As if the pressure building up on Ghana were not enough to preoccupy Asamoah Gyan ahead of their make-or-break World Cup qualifier, his own availability for the meeting with Zambia is now in doubt.
Gyan, the Al Ain striker and Ghana captain, limped out of training in Accra on Tuesday, and, as the Black Stars moved to Kumasi, site of today's contest, a thigh problem was still causing the medical staff some concern.
Gyan is Ghana's leading all-time scorer and author of four goals in their last three qualifiers, all wins which helped haul the Ghanaians back to the top of Group D, where they had been playing an uncomfortable catch-up.
Having lost to Zambia, the 2012 African champions, away, they were at the mercy of what is an unforgiving system to pick out Africa's five eventual travellers to Brazil next June.
Only the 10 countries topping their groups after this weekend's final games of the second phase will have a chance. Then they must face a brutal two-legged play-off.
A draw in Kumasi would suffice for the Black Stars. But they bear symptoms of unease.
It has defined their squad selection, with coach Kwesi Appiah appearing to soften on the position that he took ahead of the Africa Cup of Nations in January to exclude several high-profile, Europe-based players because they had not given evidence of the required commitment.
Controversially excluded then were the Ayew brothers, Andre and Jordan, both of Marseille; Chelsea's Michael Essien, whose long-term knee problems have made him selective about his international outings, was also absent.
As for Schalke's Kevin-Prince Boateng, he had effectively announced his international retirement four months after the 2010 World Cup, where he made his senior competitive debut.
Gyan led a youngish group of players to the semi-finals at the Africa Cup of Nations this year. He has to impose strong leadership on a very different-looking group now, including both Ayew brothers, the former Black Stars captain Essien, and the maverick Boateng.
The Ayews' inclusion, it is rumoured, came at the behest of the state president's office, while Boateng and Essien prove that proximity of a World Cup tournament can be marvellous medicine against indifference to national duty.

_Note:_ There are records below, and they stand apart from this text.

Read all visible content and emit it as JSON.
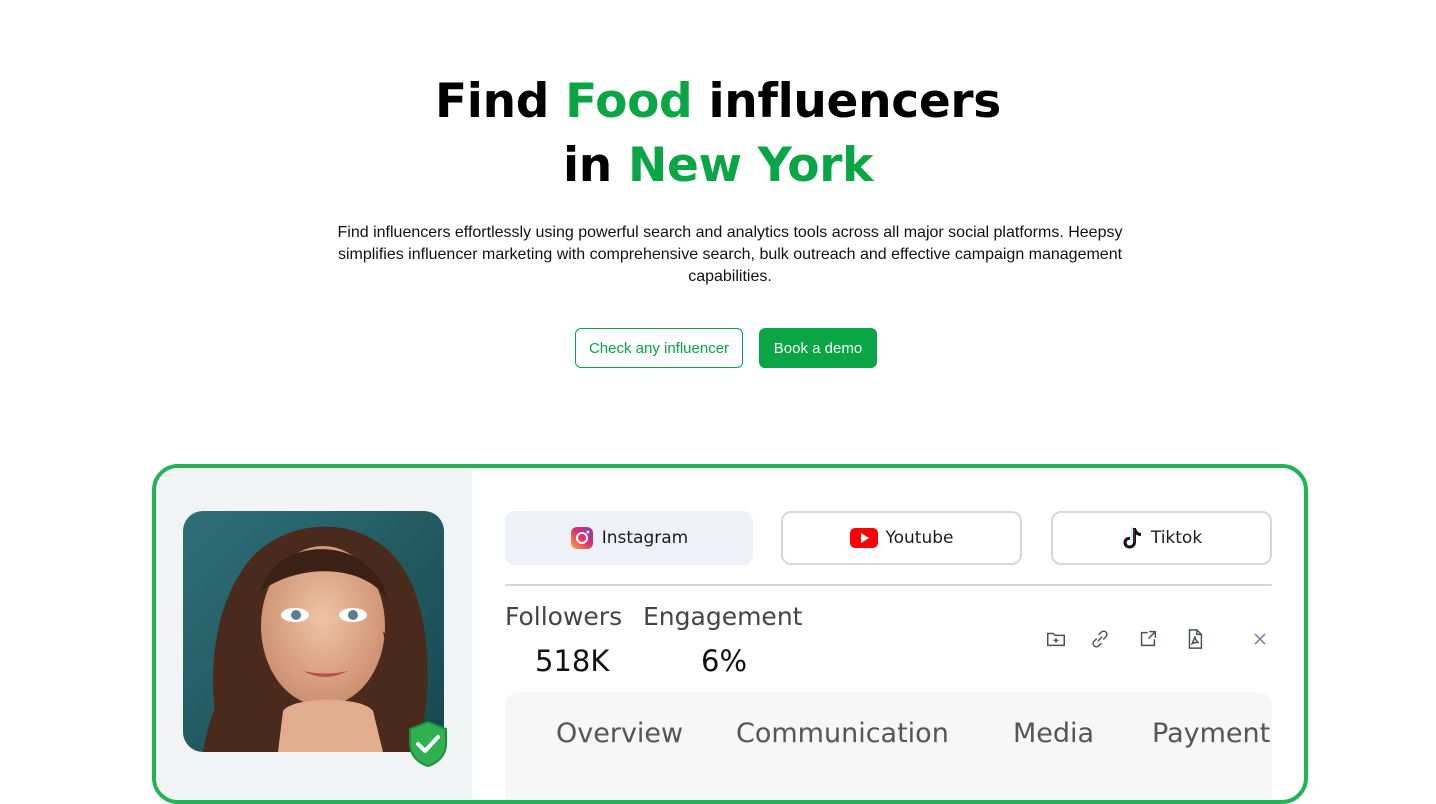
{
  "hero": {
    "title_line1_pre": "Find ",
    "title_line1_highlight": "Food",
    "title_line1_post": " influencers",
    "title_line2_pre": "in ",
    "title_line2_highlight": "New York",
    "description": "Find influencers effortlessly using powerful search and analytics tools across all major social platforms. Heepsy simplifies influencer marketing with comprehensive search, bulk outreach and effective campaign management capabilities.",
    "check_button": "Check any influencer",
    "demo_button": "Book a demo"
  },
  "profile": {
    "platform_tabs": [
      {
        "label": "Instagram",
        "icon": "instagram-icon",
        "selected": true
      },
      {
        "label": "Youtube",
        "icon": "youtube-icon",
        "selected": false
      },
      {
        "label": "Tiktok",
        "icon": "tiktok-icon",
        "selected": false
      }
    ],
    "stats": {
      "followers_label": "Followers",
      "followers_value": "518K",
      "engagement_label": "Engagement",
      "engagement_value": "6%"
    },
    "tools": [
      "folder-add-icon",
      "link-icon",
      "external-link-icon",
      "pdf-icon",
      "close-icon"
    ],
    "sections": [
      "Overview",
      "Communication",
      "Media",
      "Payment"
    ]
  },
  "colors": {
    "brand_green": "#0aa544",
    "card_border": "#20b454"
  }
}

Certainly, Essien's authority in midfield, Boateng's drive and the creative skills of the Ayews can add to Ghana's football, irrigate the supply lines to Gyan or whoever leads the forward line, but their edgy history with Appiah has the potential to disrupt preparations.
The head coach's fallout with AC Milan's Sulley Muntari, the experienced midfielder, already has.
Muntari is still missing after he insulted Appiah after being substituted in an earlier group game.
The door may reopen for him, should Ghana gain the point they need against Zambia, who have not been shy about predicting the Black Stars will be adversely affected by the unhappy baggage carried by the returnees.
But African football has always been peppered with late withdrawals by star players, sudden retirements and rescinded retirements.
Gyan has said no to Ghana in the past, just as Samuel Eto'o boycotted Cameroon for a period. Shikabala, the maverick Egyptian who had an eventful spell at Al Wasl last season, is a notoriously poor attendee of national-squad gatherings, but he is included in the Pharoahs squad for this weekend. He is not under pressure, however.
Egypt are safely through to the play-offs, while Cameroon are in one of the seven groups - including that of African champions Nigeria - where the top spot will only be decided over the course of two tense days.